Every line below that holds "quote" must be copied.

Stored data

*** Begin section ***

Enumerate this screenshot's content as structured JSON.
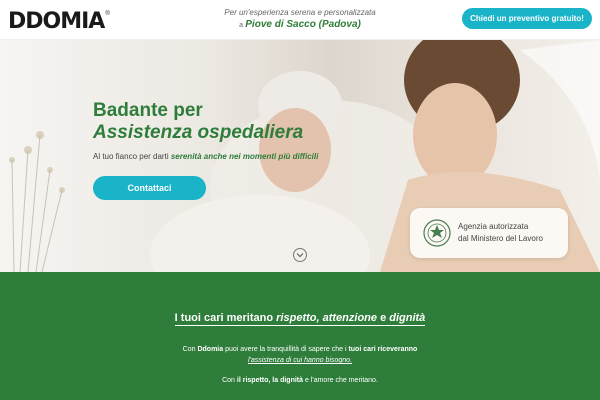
{
  "header": {
    "logo": "DDOMIA",
    "tagline_line1": "Per un'esperienza serena e personalizzata",
    "location_prefix": "a",
    "location": "Piove di Sacco (Padova)",
    "cta_label": "Chiedi un preventivo gratuito!"
  },
  "hero": {
    "title_line1": "Badante per",
    "title_line2": "Assistenza ospedaliera",
    "subtitle_prefix": "Al tuo fianco per darti",
    "subtitle_emphasis": "serenità anche nei momenti più difficili",
    "cta_label": "Contattaci",
    "agency_line1": "Agenzia autorizzata",
    "agency_line2": "dal Ministero del Lavoro"
  },
  "mission": {
    "title_a": "I tuoi cari meritano",
    "title_b": "rispetto, attenzione",
    "title_c": "e",
    "title_d": "dignità",
    "p1_a": "Con",
    "p1_brand": "Ddomia",
    "p1_b": "puoi avere la tranquillità di sapere che i",
    "p1_c": "tuoi cari riceveranno",
    "p1_d": "l'assistenza di cui hanno bisogno.",
    "p2_a": "Con",
    "p2_b": "il rispetto, la dignità",
    "p2_c": "e l'amore che meritano."
  },
  "colors": {
    "brand_green": "#2e7d3a",
    "cta_cyan": "#1ab4c8"
  },
  "icons": {
    "scroll": "chevron-down-icon",
    "emblem": "italian-republic-emblem-icon"
  }
}
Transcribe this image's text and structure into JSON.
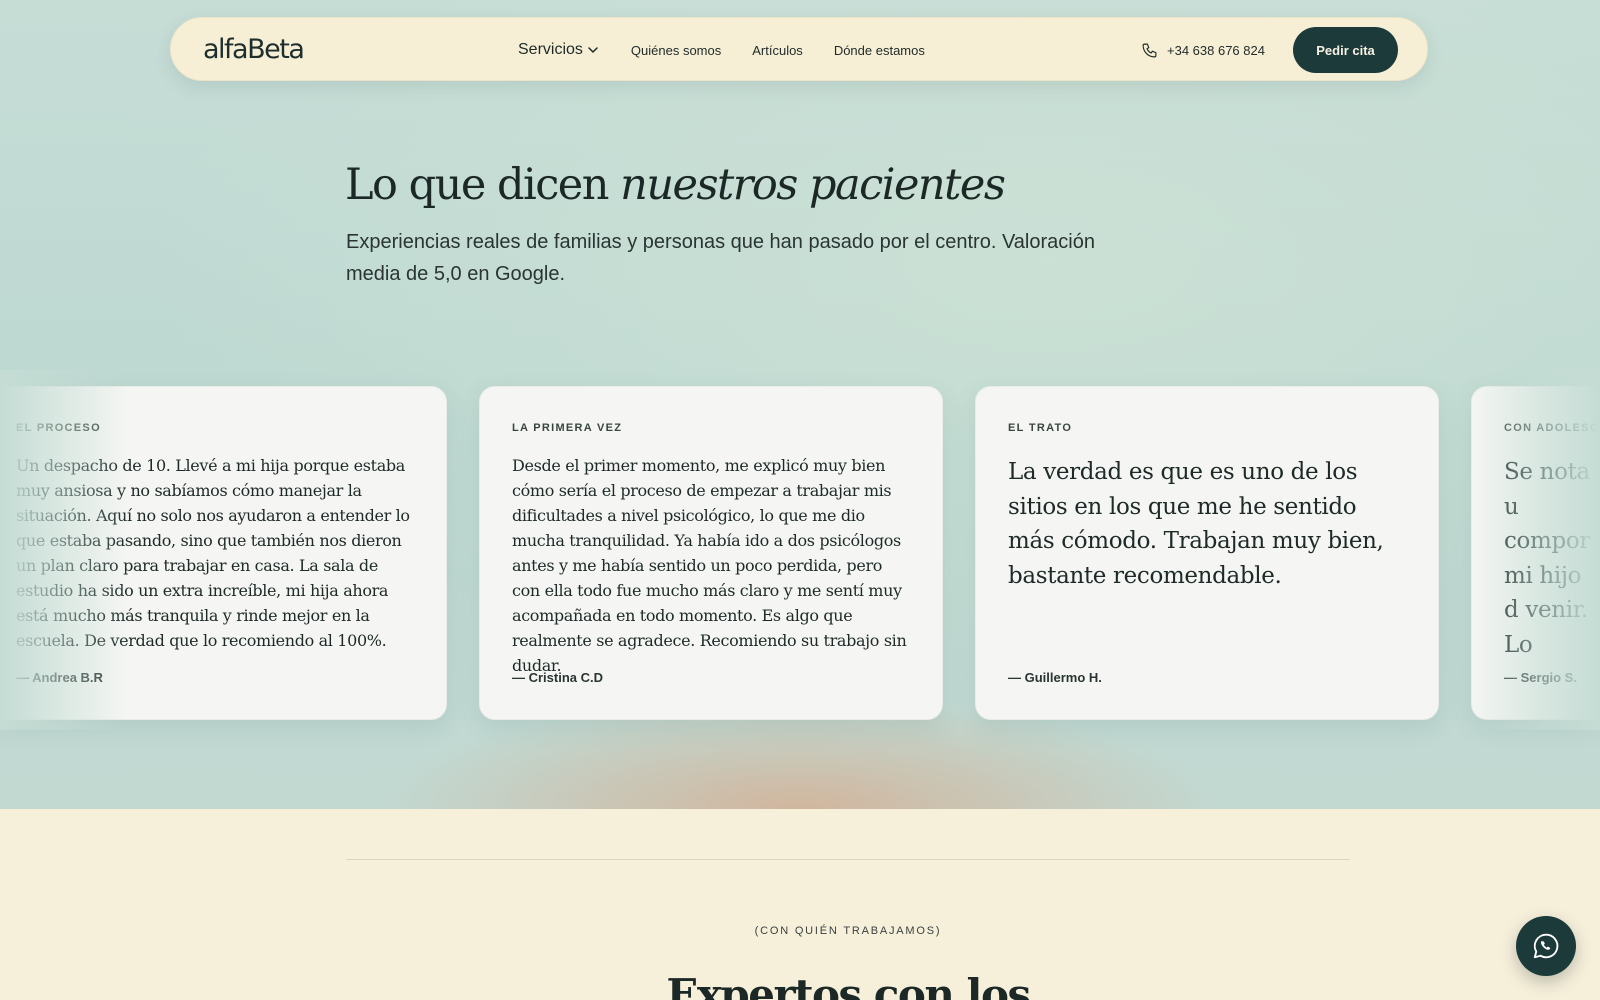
{
  "nav": {
    "logo": "alfaBeta",
    "links": [
      {
        "label": "Servicios"
      },
      {
        "label": "Quiénes somos"
      },
      {
        "label": "Artículos"
      },
      {
        "label": "Dónde estamos"
      }
    ],
    "phone": "+34 638 676 824",
    "cta_label": "Pedir cita"
  },
  "testimonials": {
    "heading_plain": "Lo que dicen ",
    "heading_italic": "nuestros pacientes",
    "subtitle": "Experiencias reales de familias y personas que han pasado por el centro. Valoración media de 5,0 en Google.",
    "cards": [
      {
        "tag": "EL PROCESO",
        "quote": "Un despacho de 10. Llevé a mi hija porque estaba muy ansiosa y no sabíamos cómo manejar la situación. Aquí no solo nos ayudaron a entender lo que estaba pasando, sino que también nos dieron un plan claro para trabajar en casa. La sala de estudio ha sido un extra increíble, mi hija ahora está mucho más tranquila y rinde mejor en la escuela. De verdad que lo recomiendo al 100%.",
        "author": "— Andrea B.R"
      },
      {
        "tag": "LA PRIMERA VEZ",
        "quote": "Desde el primer momento, me explicó muy bien cómo sería el proceso de empezar a trabajar mis dificultades a nivel psicológico, lo que me dio mucha tranquilidad. Ya había ido a dos psicólogos antes y me había sentido un poco perdida, pero con ella todo fue mucho más claro y me sentí muy acompañada en todo momento. Es algo que realmente se agradece. Recomiendo su trabajo sin dudar.",
        "author": "— Cristina C.D"
      },
      {
        "tag": "EL TRATO",
        "quote": "La verdad es que es uno de los sitios en los que me he sentido más cómodo. Trabajan muy bien, bastante recomendable.",
        "author": "— Guillermo H."
      },
      {
        "tag": "CON ADOLESC",
        "quote": "Se nota u compor mi hijo d venir. Lo",
        "author": "— Sergio S."
      }
    ]
  },
  "experts": {
    "eyebrow": "(CON QUIÉN TRABAJAMOS)",
    "title": "Expertos con los"
  },
  "icons": {
    "services_chevron": "chevron-down-icon",
    "phone": "phone-icon",
    "whatsapp": "whatsapp-icon"
  },
  "colors": {
    "accent": "#1d3a3a",
    "page_bg": "#f6efda",
    "band_bg": "#c2dbd4",
    "card_bg": "#f5f6f3"
  }
}
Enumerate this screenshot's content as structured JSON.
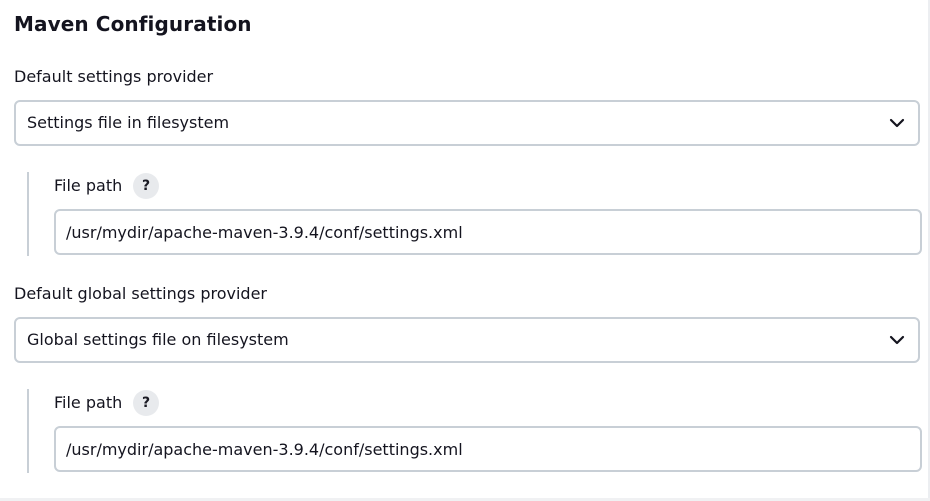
{
  "section": {
    "title": "Maven Configuration"
  },
  "settings_provider": {
    "label": "Default settings provider",
    "selected": "Settings file in filesystem",
    "file_path": {
      "label": "File path",
      "help": "?",
      "value": "/usr/mydir/apache-maven-3.9.4/conf/settings.xml"
    }
  },
  "global_settings_provider": {
    "label": "Default global settings provider",
    "selected": "Global settings file on filesystem",
    "file_path": {
      "label": "File path",
      "help": "?",
      "value": "/usr/mydir/apache-maven-3.9.4/conf/settings.xml"
    }
  },
  "icons": {
    "dropdown": "chevron-down-icon",
    "help": "help-icon"
  }
}
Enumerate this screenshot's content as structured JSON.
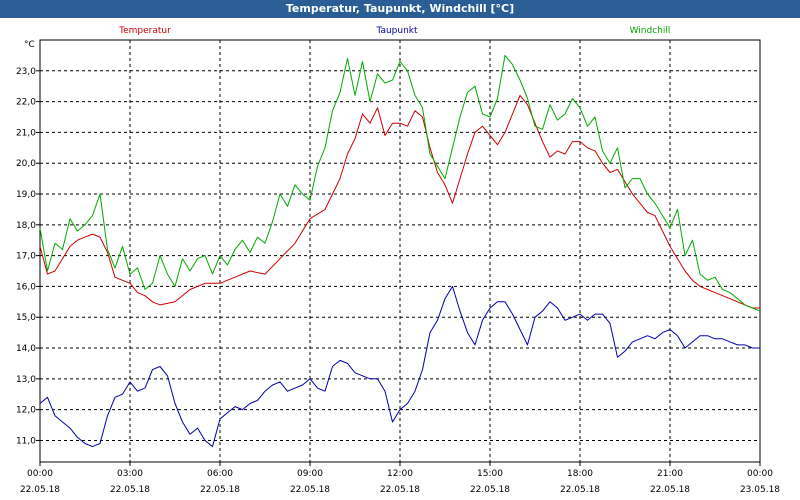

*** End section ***

* _Answer section_
        "quote": "Un despacho de 10. Llevé a mi hija porque estaba muy ansiosa y no sabíamos cómo manejar la situación. Aquí no solo nos ayudaron a entender lo que estaba pasando, sino que también nos dieron un plan claro para trabajar en casa. La sala de estudio ha sido un extra increíble, mi hija ahora está mucho más tranquila y rinde mejor en la escuela. De verdad que lo recomiendo al 100%.",
        "quote": "Desde el primer momento, me explicó muy bien cómo sería el proceso de empezar a trabajar mis dificultades a nivel psicológico, lo que me dio mucha tranquilidad. Ya había ido a dos psicólogos antes y me había sentido un poco perdida, pero con ella todo fue mucho más claro y me sentí muy acompañada en todo momento. Es algo que realmente se agradece. Recomiendo su trabajo sin dudar.",
        "quote": "La verdad es que es uno de los sitios en los que me he sentido más cómodo. Trabajan muy bien, bastante recomendable.",
        "quote": "Se nota u compor mi hijo d venir. Lo",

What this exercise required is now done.